--- Given data ---

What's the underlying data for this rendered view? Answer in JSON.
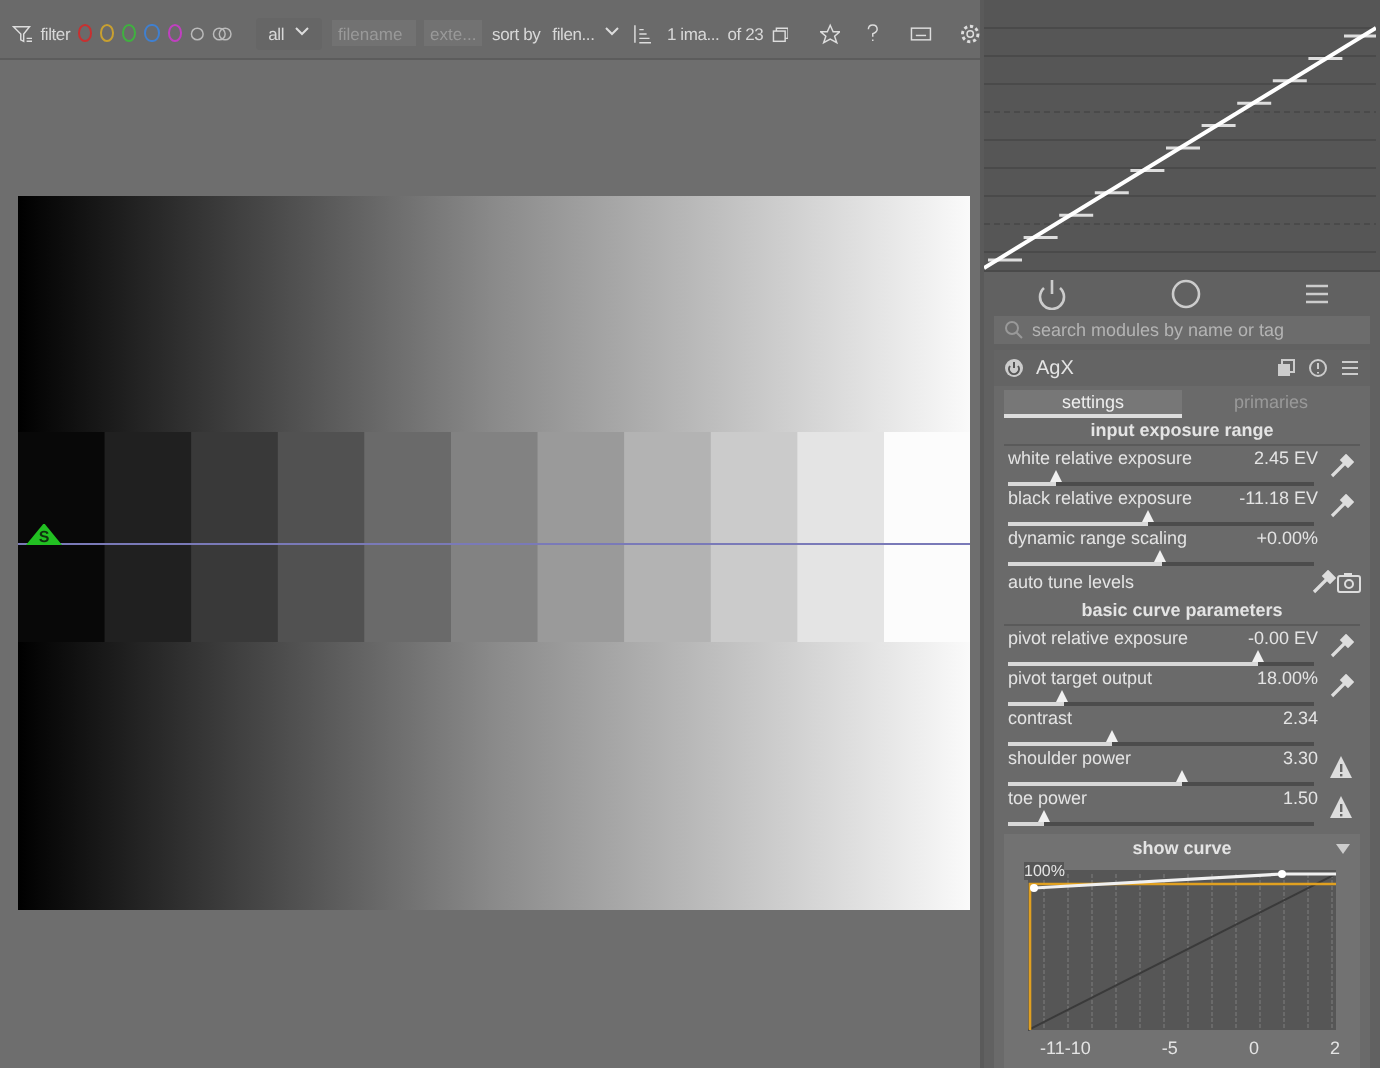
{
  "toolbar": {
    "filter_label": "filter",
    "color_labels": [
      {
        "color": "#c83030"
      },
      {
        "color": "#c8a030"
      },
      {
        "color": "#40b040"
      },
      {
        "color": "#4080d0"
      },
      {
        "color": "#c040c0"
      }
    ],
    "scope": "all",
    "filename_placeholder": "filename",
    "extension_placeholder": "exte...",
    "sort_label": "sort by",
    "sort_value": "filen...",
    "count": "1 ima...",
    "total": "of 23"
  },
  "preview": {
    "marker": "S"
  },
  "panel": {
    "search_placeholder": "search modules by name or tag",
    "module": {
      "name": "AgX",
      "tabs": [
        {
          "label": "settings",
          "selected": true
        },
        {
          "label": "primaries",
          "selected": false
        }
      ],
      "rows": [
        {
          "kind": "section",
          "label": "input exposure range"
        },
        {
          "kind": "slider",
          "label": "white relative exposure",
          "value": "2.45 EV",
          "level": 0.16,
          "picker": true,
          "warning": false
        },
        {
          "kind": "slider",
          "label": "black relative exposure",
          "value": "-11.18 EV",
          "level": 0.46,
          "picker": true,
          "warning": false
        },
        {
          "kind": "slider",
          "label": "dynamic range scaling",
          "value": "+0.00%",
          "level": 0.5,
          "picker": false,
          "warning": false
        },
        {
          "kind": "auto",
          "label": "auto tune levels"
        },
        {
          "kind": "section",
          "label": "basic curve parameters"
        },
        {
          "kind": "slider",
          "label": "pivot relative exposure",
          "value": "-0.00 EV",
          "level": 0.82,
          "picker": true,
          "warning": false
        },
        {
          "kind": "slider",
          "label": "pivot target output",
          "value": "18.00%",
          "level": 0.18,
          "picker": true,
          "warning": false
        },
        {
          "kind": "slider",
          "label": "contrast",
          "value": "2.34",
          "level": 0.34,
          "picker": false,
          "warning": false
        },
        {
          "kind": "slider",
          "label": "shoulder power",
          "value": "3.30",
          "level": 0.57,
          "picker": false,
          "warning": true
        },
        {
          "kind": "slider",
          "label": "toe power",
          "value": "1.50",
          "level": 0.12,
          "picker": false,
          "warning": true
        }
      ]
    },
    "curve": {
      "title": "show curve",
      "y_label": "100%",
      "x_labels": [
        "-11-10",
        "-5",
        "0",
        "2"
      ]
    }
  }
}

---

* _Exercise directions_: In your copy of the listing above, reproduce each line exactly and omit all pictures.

* _Solution_:
What's the underlying data for this rendered view? Answer in JSON.
{
  "toolbar": {
    "filter_label": "filter",
    "color_labels": [
      {
        "color": "#c83030"
      },
      {
        "color": "#c8a030"
      },
      {
        "color": "#40b040"
      },
      {
        "color": "#4080d0"
      },
      {
        "color": "#c040c0"
      }
    ],
    "scope": "all",
    "filename_placeholder": "filename",
    "extension_placeholder": "exte...",
    "sort_label": "sort by",
    "sort_value": "filen...",
    "count": "1 ima...",
    "total": "of 23"
  },
  "preview": {
    "marker": "S"
  },
  "panel": {
    "search_placeholder": "search modules by name or tag",
    "module": {
      "name": "AgX",
      "tabs": [
        {
          "label": "settings",
          "selected": true
        },
        {
          "label": "primaries",
          "selected": false
        }
      ],
      "rows": [
        {
          "kind": "section",
          "label": "input exposure range"
        },
        {
          "kind": "slider",
          "label": "white relative exposure",
          "value": "2.45 EV",
          "level": 0.16,
          "picker": true,
          "warning": false
        },
        {
          "kind": "slider",
          "label": "black relative exposure",
          "value": "-11.18 EV",
          "level": 0.46,
          "picker": true,
          "warning": false
        },
        {
          "kind": "slider",
          "label": "dynamic range scaling",
          "value": "+0.00%",
          "level": 0.5,
          "picker": false,
          "warning": false
        },
        {
          "kind": "auto",
          "label": "auto tune levels"
        },
        {
          "kind": "section",
          "label": "basic curve parameters"
        },
        {
          "kind": "slider",
          "label": "pivot relative exposure",
          "value": "-0.00 EV",
          "level": 0.82,
          "picker": true,
          "warning": false
        },
        {
          "kind": "slider",
          "label": "pivot target output",
          "value": "18.00%",
          "level": 0.18,
          "picker": true,
          "warning": false
        },
        {
          "kind": "slider",
          "label": "contrast",
          "value": "2.34",
          "level": 0.34,
          "picker": false,
          "warning": false
        },
        {
          "kind": "slider",
          "label": "shoulder power",
          "value": "3.30",
          "level": 0.57,
          "picker": false,
          "warning": true
        },
        {
          "kind": "slider",
          "label": "toe power",
          "value": "1.50",
          "level": 0.12,
          "picker": false,
          "warning": true
        }
      ]
    },
    "curve": {
      "title": "show curve",
      "y_label": "100%",
      "x_labels": [
        "-11-10",
        "-5",
        "0",
        "2"
      ]
    }
  }
}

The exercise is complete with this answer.